Community members including kids ranging from toddlers to teenagers gathered at the side of Dominion Energy Cove Point’s proposed Charles Station fracked gas compressor station early this morning while a person on a tractor blocked the driveway to prevent tree-cutters from continuing to do irreversible harm to the 13.3 acres of forest, which includes habitat of the endangered northern long-eared bat. It is the second protest at the site in a week.
The blockade, which lasted approximately four hours, was representative of the obstacle first responders might face if they needed to access the site after a heavy rain, snow, or wind storm, when it might be impossible to reach because of flooding, downed trees, or deep snow. Already in 2018 the road has flooded more than once, and trees and power lines have gone down near Dominion’s driveway.
The community is calling on the Charles County Board of Appeals to protect them from the dangerous and unwarranted Charles Station compressor station. The Charles Station proposal is a key link between Pennsylvanian fracking fields and what is becoming a sprawling network of fracked gas infrastructure in Southern Maryland, including the Cove Point export terminal and several power plants. If built, it would not benefit the people who would be forced to shoulder a huge amount of risk.
The Federal Energy Regulatory Commission (FERC) has granted a Certificate of Public Convenience and Necessity for the project, but at least two levels of permission remain to be secured. The FERC approval cannot override the Maryland Department of the Environment (MDE), should MDE decide to deny the air quality permit for the project. MDE cannot deny or grant the permit if the Charles County Board of Appeals rules against Dominion’s zoning special-exception application. Therefore, the Board of Appeals is in a unique position to protect residents.

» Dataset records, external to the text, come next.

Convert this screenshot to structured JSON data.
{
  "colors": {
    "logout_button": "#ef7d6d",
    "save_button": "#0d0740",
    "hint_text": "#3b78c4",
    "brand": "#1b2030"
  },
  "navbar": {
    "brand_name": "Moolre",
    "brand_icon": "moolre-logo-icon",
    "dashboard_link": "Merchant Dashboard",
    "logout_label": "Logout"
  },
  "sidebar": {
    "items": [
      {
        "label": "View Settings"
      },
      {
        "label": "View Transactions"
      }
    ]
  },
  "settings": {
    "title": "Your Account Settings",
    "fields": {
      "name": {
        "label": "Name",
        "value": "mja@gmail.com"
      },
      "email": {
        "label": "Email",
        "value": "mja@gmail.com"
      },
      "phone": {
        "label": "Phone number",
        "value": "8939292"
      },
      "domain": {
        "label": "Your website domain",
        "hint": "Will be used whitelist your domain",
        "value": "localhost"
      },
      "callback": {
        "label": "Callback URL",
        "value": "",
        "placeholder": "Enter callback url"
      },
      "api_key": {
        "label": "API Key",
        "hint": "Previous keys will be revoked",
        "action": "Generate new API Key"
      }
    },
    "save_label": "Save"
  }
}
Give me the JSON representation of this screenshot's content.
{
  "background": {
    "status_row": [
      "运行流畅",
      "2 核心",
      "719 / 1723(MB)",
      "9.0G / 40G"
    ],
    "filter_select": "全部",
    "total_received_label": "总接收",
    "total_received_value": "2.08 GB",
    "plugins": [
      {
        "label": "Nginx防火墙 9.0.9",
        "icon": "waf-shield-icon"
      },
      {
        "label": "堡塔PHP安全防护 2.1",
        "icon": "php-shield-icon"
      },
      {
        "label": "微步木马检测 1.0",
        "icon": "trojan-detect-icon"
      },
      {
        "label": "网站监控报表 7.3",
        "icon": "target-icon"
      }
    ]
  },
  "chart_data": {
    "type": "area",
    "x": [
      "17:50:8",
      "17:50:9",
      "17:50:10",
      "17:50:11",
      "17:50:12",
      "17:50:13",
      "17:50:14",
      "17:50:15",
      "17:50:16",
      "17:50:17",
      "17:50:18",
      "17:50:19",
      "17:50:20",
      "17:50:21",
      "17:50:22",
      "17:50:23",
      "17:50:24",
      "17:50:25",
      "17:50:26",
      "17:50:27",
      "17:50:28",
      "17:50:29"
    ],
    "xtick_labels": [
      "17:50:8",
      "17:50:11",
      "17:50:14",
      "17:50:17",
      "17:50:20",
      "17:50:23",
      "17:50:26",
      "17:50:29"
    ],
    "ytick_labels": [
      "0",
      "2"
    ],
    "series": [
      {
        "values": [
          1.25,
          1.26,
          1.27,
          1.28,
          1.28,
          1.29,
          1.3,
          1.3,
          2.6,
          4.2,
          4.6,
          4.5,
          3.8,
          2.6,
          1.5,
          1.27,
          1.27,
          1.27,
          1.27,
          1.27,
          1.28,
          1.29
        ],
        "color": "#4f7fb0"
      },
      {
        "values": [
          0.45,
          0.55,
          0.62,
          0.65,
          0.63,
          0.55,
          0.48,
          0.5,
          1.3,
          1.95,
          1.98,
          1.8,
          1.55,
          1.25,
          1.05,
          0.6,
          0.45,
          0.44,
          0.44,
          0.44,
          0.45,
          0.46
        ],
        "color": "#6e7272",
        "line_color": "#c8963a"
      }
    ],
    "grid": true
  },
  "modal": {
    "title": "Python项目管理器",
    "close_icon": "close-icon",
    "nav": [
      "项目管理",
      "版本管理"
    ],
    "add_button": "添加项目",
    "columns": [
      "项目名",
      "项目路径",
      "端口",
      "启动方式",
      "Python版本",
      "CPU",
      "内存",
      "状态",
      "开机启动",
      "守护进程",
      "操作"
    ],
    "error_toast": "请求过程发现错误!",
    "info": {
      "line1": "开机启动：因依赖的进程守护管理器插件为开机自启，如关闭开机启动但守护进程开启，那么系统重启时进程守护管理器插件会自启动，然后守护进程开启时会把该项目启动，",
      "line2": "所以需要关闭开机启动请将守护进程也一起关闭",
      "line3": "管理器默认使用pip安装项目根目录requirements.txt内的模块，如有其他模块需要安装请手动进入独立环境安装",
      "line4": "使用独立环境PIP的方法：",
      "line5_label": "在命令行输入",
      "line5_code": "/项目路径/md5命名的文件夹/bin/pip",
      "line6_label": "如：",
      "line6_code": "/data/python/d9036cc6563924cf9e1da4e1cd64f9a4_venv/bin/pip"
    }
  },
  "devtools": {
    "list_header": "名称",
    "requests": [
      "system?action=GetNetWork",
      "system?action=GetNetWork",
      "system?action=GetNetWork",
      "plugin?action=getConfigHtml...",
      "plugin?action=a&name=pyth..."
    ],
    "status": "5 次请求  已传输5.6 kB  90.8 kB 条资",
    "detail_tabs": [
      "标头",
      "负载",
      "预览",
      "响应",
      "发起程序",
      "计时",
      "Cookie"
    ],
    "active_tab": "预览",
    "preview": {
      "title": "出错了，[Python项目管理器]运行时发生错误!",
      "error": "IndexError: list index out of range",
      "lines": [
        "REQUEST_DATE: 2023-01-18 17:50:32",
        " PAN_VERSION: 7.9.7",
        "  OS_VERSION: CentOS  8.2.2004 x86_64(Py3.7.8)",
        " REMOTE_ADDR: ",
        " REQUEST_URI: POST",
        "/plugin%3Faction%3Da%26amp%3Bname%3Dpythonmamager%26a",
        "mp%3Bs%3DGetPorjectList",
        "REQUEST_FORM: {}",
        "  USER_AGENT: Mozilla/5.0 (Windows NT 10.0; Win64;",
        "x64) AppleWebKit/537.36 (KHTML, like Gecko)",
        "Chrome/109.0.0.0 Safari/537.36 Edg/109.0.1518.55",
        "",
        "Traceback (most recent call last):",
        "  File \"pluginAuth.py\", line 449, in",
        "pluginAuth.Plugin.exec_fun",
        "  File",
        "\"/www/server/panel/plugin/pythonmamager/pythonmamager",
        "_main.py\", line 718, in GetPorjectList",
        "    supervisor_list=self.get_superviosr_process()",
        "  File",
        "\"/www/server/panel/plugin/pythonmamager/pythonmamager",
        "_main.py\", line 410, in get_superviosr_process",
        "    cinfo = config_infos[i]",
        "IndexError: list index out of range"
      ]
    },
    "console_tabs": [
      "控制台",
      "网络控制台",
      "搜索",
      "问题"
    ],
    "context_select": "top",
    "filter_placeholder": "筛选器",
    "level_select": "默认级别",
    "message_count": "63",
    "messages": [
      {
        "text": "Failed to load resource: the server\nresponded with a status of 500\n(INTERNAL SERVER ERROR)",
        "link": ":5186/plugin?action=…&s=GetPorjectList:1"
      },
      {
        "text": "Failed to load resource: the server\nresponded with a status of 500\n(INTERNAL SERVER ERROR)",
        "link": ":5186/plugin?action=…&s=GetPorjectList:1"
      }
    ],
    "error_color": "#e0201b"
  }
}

Much has been made of the FERC’s power of preemption over local decision-making, but it is not an automatic process. In fact, it would likely involve a lengthy court battle. Indeed, FERC cannot preempt the MDE at all.
By beginning work on the project without final approval, “Dominion is thumbing its nose at Charles County’s Board of Appeals, which has not yet ruled on Dominion Energy’s application for a zoning special exception to build a compressor station on the Dominion Cove Point Pipeline,” said Kelly Canavan of Accokeek and president of the AMP Creeks Council. The next Board of Appeals hearing is tomorrow night. Community members are angry that Dominion refused to hold off until local and state processes are allowed to unfold, and before irreparable harm is done to the ecosystem on Barry’s Hill Road.
The community has overwhelmingly expressed outrage at the danger that a fracked gas compressor station would bring. Residents worry about the possibility of a catastrophic event such as a fire or explosion. While local first responders have the community’s deep respect, fighting a fire would be extremely difficult at the project site because the closest fire hydrant is about a mile and a half away. Through no fault of their own, responders are not equipped to fight a fire of the magnitude that might occur at the compressor station if it is built.
Residents are also worried about the long-term effects of toxic and carcinogenic air pollutants that would be emitted from the plant, affecting residents up to thirty miles away. “I have lived here – my favorite place on earth – for my entire life. If that compressor station is built, I will be forced to move to protect my family rather than see us slowly poisoned or rapidly incinerated. Dominion should not be able to take my community and home,” said Canavan.
Charles Station would push gas to the Dominion Cove Point export terminal, new Washington Gas and Light taps, and the embattled Mattawoman Energy Center power plant proposed for Brandywine (although that project is currently listed as “suspended”). Over the last five years, several new gas-fueled power plants have opened in Southern Maryland, and the export terminal has just come online. This runs counter to Marylanders’ opposition to fracking. The gas that would run through Charles Station would not come from Maryland, but it would significantly increase fracking in Pennsylvania. “The cumulative impact of this build-out on climate change and human and environmental health will be severe,” Deborah Buelow of Accokeek said.